Background: For HIV-negative individuals, posttest counseling is a critical period in which to increase risk perceptions and decrease risk behaviors. In Latin America, where resources for testing are limited and the stigma surrounding HIV and risk behaviors is high, health providers and counselors may skip crucial risk behavioral screening (e.g., questions about unprotected anal sex) during posttest counseling.
Program background: To address this issue, in 2014–2015 with funding by the U.S. Naval Health Research Center's Department of Defense HIV/AIDS Prevention Program, RTI International piloted the development of a self-administered posttest counseling interface for Voluntary Counseling and Testing (VCT) centers in the armed forces of the Dominican Republic and Belize. The tablet-based interface aids in posttest communication about risk factors and behaviors associated with contracting HIV. Through Computer Assisted Personal Interviewing on tablet devices, patients are walked through two gender-based interventions designed using CDC guidelines on the provision of posttest counseling. Approximately 28 comic military images were developed to accompany the questions and corresponding information screens provided to respondents based upon their responses. Visuals help explain terminology and various aspects of HIV prevention, including risk behaviors and preventive measures. Many members of the military population in the region are young and exposed to western media, so it was thought that casting characters in comic art would be more appealing and help reduce stigma. A visual narrative was developed around two virtual comic characters, Bob and Britney, to guide users through the risk assessments, including demonstrations of risk behavior, and to encourage safe behaviors.
Evaluation Methods and Results: A 3-month pilot study was conducted at two military sites in the Dominican Republic and two military sites in Belize that measured the ability of the interface to enhance the impact of the behavior change messages provided. Automated HIV testing and counseling (HTC) was offered to all personnel attending a VCT facility and who tested negative for HIV infection, a total of 128 clients. Participants were administered a behavioral questionnaire immediately before, during, immediately after, and 3-months following the HTC session based upon their gender. Respondents ranged in age from 18 to 66, and the majority (66%) were male and from the Dominican Republic (68%). At 3-months following automated posttest counseling, reductions in sexual risk behaviors were observed in both genders. Both male and female participants showed decreases in inconsistent condom use during vaginal sex. We observed a 16.5% reduction in inconsistent condom use during vaginal sex among men, a common risk behavior reported in comparable military populations. We observed an overall 22% increase in knowledge of water-based lubricants. Visuals eliminated confusion about the survey questions (as there had been in the past). The positive response to the visuals lead to updating the artwork in companion flipcharts.
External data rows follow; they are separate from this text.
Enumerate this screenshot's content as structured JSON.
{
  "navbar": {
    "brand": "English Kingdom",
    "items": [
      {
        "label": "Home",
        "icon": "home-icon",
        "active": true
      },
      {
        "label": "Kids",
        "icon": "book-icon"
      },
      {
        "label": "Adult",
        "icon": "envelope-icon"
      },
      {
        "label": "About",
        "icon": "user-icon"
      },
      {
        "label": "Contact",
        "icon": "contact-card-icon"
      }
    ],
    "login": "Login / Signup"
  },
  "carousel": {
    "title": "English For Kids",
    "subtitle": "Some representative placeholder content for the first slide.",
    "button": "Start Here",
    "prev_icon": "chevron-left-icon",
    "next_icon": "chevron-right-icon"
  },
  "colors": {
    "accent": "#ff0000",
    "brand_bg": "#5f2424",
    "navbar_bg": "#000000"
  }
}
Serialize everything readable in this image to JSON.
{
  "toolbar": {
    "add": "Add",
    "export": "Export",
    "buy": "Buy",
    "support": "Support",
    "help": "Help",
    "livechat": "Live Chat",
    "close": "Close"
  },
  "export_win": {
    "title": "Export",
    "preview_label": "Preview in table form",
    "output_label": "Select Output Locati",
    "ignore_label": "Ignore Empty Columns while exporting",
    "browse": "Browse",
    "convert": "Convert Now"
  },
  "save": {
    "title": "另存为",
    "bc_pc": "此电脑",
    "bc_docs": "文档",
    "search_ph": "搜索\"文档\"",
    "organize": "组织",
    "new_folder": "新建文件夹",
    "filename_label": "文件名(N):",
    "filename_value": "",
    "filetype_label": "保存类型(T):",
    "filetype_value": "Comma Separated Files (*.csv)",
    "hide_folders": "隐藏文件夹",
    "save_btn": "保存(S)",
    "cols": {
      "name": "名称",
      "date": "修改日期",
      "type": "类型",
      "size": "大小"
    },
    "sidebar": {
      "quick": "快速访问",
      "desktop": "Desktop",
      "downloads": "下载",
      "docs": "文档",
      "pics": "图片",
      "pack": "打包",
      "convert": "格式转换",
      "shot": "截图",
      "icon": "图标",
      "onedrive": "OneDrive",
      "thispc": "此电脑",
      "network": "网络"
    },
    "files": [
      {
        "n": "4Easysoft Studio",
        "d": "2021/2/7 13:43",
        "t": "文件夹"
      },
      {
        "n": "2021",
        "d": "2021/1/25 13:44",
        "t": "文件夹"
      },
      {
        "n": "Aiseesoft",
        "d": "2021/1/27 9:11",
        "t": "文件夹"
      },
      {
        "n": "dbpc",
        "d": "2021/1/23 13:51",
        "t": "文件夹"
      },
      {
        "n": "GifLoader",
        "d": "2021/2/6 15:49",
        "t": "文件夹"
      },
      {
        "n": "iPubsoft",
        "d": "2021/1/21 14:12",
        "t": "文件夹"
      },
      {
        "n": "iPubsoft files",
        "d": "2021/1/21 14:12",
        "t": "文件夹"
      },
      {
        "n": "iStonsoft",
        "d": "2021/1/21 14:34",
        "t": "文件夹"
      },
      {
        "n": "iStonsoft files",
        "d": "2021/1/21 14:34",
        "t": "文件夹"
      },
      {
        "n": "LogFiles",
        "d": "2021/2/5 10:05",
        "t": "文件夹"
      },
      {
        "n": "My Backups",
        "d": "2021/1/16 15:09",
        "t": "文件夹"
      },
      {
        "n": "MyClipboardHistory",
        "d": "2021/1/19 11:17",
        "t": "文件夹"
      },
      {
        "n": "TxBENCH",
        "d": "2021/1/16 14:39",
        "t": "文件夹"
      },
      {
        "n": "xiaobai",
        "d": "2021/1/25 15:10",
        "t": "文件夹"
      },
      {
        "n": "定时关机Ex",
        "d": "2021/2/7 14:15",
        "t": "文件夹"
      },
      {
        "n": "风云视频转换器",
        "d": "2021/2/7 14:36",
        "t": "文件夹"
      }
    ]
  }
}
Conclusions: As military healthcare systems in low prevalence regions seek to continue streamlining prevention services, automated HTC platforms may be one viable method for achieving reductions in HIV risk behavior for HIV-negative patients.
Implications for research and/or practice: Future research should compare automated HTC platforms to HTC that is delivered as part of normal HIV testing services.